>valid SOAP document using a XML schema language or a XSLT
>In other words, I can't process a SOAP document with a conform XML
>parser and a parser which processes a SOAP document as specified by the
>SOAP specification isn't a conform parser, ie I need a different set of
>tools to process XML and SOAP documents.
Although I don't necessarily think the way SOAP is working makes it a
good example of a way to build an xml application, it seems to me this
is a case of setting up problems. Hmm, I know I've been accused of the
same thing for my hatred of WXSDL(is that what we're calling it now)I
mean that solutions can be built that process SOAP using the tools we
are familiar with, the main thing seems to be the order by which one
processes seems a little out of whack, and also fragile but only if you
were expecting to receive xml that was non-valid SOAP.
I mean that I can process SOAP as xml, the doing of this is however not
fun and it might indeed be that I could run into cases where it was
impossible for me to do what I wanted, in which case I would certainly
change my tune from simply disliking SOAP and advocating REST-based
principles wherever applicable, to refusing to deal with it and making
fun of people that did(somewhat joking here).

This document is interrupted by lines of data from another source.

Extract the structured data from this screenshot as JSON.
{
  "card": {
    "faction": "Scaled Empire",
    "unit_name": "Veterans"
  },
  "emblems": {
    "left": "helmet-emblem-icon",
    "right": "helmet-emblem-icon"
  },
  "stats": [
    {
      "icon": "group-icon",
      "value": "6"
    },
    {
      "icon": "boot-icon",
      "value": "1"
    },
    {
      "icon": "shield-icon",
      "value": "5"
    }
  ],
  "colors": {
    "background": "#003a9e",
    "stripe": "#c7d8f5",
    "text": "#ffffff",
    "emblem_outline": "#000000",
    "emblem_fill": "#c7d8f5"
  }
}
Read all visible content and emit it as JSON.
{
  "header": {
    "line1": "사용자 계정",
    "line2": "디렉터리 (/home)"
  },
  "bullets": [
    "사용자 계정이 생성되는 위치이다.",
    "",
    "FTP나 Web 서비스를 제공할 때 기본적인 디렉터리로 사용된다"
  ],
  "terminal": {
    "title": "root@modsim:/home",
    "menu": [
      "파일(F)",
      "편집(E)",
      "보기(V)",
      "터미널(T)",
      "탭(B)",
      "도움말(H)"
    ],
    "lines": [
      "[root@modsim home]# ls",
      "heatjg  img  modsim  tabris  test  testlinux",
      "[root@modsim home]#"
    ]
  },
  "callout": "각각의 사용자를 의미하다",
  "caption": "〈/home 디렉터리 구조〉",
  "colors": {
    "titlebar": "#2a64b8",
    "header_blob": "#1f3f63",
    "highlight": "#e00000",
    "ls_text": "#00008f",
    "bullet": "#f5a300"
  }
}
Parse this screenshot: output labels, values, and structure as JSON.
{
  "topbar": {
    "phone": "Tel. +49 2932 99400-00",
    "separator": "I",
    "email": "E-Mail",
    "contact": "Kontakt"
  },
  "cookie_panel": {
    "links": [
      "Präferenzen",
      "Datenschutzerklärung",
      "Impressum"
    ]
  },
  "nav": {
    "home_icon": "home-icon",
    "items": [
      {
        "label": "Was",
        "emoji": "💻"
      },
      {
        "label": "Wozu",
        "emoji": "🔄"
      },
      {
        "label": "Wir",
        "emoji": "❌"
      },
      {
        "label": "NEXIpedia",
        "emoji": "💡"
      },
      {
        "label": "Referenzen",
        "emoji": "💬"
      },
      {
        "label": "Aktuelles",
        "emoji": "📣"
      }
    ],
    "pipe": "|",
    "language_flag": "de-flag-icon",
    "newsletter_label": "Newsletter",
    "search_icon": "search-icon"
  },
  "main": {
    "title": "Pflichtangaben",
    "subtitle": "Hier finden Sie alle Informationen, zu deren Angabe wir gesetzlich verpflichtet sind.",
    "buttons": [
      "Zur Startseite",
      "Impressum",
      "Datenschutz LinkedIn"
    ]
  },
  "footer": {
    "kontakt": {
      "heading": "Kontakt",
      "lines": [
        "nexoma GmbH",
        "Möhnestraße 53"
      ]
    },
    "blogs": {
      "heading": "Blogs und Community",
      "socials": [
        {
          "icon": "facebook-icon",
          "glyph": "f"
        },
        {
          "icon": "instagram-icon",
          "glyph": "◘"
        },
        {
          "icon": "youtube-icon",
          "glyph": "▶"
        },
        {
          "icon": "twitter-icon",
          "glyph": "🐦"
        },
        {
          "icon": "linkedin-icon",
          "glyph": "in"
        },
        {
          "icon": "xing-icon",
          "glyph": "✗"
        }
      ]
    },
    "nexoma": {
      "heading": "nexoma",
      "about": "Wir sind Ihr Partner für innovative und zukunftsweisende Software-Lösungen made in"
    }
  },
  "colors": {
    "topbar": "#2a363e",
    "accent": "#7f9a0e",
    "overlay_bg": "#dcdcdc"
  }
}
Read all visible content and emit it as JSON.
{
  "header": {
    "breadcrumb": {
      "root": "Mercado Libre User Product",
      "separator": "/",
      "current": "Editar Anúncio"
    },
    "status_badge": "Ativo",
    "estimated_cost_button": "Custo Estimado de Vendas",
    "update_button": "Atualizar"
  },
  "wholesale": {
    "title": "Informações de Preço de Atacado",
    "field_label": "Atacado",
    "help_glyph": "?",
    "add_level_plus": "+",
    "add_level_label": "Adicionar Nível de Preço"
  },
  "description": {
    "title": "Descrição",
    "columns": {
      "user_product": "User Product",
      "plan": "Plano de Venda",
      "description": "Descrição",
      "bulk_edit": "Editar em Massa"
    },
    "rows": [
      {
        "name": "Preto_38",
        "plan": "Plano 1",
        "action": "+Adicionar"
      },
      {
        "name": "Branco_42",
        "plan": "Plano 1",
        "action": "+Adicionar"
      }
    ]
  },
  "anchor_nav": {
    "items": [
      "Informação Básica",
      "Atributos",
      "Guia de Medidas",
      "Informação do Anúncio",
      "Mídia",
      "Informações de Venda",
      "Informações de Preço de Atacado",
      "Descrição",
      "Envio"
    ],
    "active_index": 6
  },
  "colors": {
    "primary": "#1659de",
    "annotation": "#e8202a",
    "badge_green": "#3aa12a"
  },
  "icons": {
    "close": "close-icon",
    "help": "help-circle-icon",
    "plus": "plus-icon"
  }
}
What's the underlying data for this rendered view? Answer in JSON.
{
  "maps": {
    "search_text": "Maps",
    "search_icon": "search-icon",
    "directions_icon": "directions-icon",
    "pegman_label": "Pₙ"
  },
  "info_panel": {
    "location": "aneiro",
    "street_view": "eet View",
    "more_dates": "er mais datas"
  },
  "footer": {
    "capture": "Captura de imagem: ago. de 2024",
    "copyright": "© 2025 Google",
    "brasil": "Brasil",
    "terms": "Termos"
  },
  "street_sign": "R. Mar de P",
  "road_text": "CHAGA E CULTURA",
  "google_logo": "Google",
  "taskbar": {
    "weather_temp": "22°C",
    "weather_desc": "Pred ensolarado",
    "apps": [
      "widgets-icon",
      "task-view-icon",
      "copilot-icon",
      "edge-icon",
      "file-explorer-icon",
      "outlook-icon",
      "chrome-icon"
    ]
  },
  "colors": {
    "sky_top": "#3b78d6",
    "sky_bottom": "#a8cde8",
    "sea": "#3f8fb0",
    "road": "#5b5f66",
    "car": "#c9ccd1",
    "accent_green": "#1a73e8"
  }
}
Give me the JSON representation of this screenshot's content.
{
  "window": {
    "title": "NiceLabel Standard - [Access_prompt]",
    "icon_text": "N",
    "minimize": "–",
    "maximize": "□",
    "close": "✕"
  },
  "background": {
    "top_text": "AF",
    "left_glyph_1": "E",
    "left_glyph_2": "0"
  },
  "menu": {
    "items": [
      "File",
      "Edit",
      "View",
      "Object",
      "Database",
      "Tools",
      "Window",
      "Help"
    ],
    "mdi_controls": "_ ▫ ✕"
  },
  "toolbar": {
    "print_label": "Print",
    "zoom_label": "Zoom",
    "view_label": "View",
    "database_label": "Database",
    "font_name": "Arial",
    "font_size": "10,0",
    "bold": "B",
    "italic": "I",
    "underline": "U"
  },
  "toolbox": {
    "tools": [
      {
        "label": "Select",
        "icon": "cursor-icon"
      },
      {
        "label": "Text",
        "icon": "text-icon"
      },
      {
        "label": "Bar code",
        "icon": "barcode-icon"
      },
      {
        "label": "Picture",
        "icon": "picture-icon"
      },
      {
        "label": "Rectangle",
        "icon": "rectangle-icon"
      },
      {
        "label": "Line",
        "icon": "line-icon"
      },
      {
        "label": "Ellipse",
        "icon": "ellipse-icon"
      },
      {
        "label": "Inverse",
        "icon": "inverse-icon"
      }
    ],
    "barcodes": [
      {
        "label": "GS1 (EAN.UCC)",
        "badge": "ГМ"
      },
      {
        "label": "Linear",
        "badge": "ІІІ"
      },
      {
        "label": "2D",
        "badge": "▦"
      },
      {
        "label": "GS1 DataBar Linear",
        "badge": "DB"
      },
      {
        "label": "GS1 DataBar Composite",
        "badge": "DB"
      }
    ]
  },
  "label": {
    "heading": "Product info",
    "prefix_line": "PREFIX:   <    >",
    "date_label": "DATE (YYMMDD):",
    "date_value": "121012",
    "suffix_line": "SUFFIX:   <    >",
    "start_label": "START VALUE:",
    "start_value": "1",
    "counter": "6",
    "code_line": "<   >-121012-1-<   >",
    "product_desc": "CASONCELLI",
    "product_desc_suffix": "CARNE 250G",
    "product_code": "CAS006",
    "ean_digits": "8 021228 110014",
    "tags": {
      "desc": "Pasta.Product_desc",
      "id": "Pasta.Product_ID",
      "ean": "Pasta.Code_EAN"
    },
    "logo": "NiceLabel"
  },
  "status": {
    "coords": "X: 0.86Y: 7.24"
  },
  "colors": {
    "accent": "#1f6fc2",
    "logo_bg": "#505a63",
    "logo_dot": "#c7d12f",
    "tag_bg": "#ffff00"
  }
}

>> I seem to remember there was an early document concerning UBL where
>> was discussed having IDREFs being forward only, haven't looked at
>> anything recently so unsure if that was adopted or not. This seems
>> another case of this thing, and it did not seem at the time anything
>> particular to worry about.
>Shouldn't we worry to need a different set of tools for each new "XML
>To me, that's the end of the interoperability between XML applications
>and probably the end of XML too since for each application taken
>separately there are always better solutions than XML!
A forward only IDREF(to take the example above) would still function as
an IDREF in an xml-processing application, if however you were going to
generate|process|otherwise work with a language that used only forward
looking IDREFs surely you would have to do some further constraints to
achieve the results you wanted. I think however that these further
constraints, although likely to be time-consuming and an irritation,
could still be achieved with the tools one was familiar with.
There are a lot of toolkits out there for working with different
xml-derived languages, I scorn to learn most of them cause I see no
point in learning a new tool to take the place of DOM|SAX|XSL-T for a
particular language, even if processing that language is improved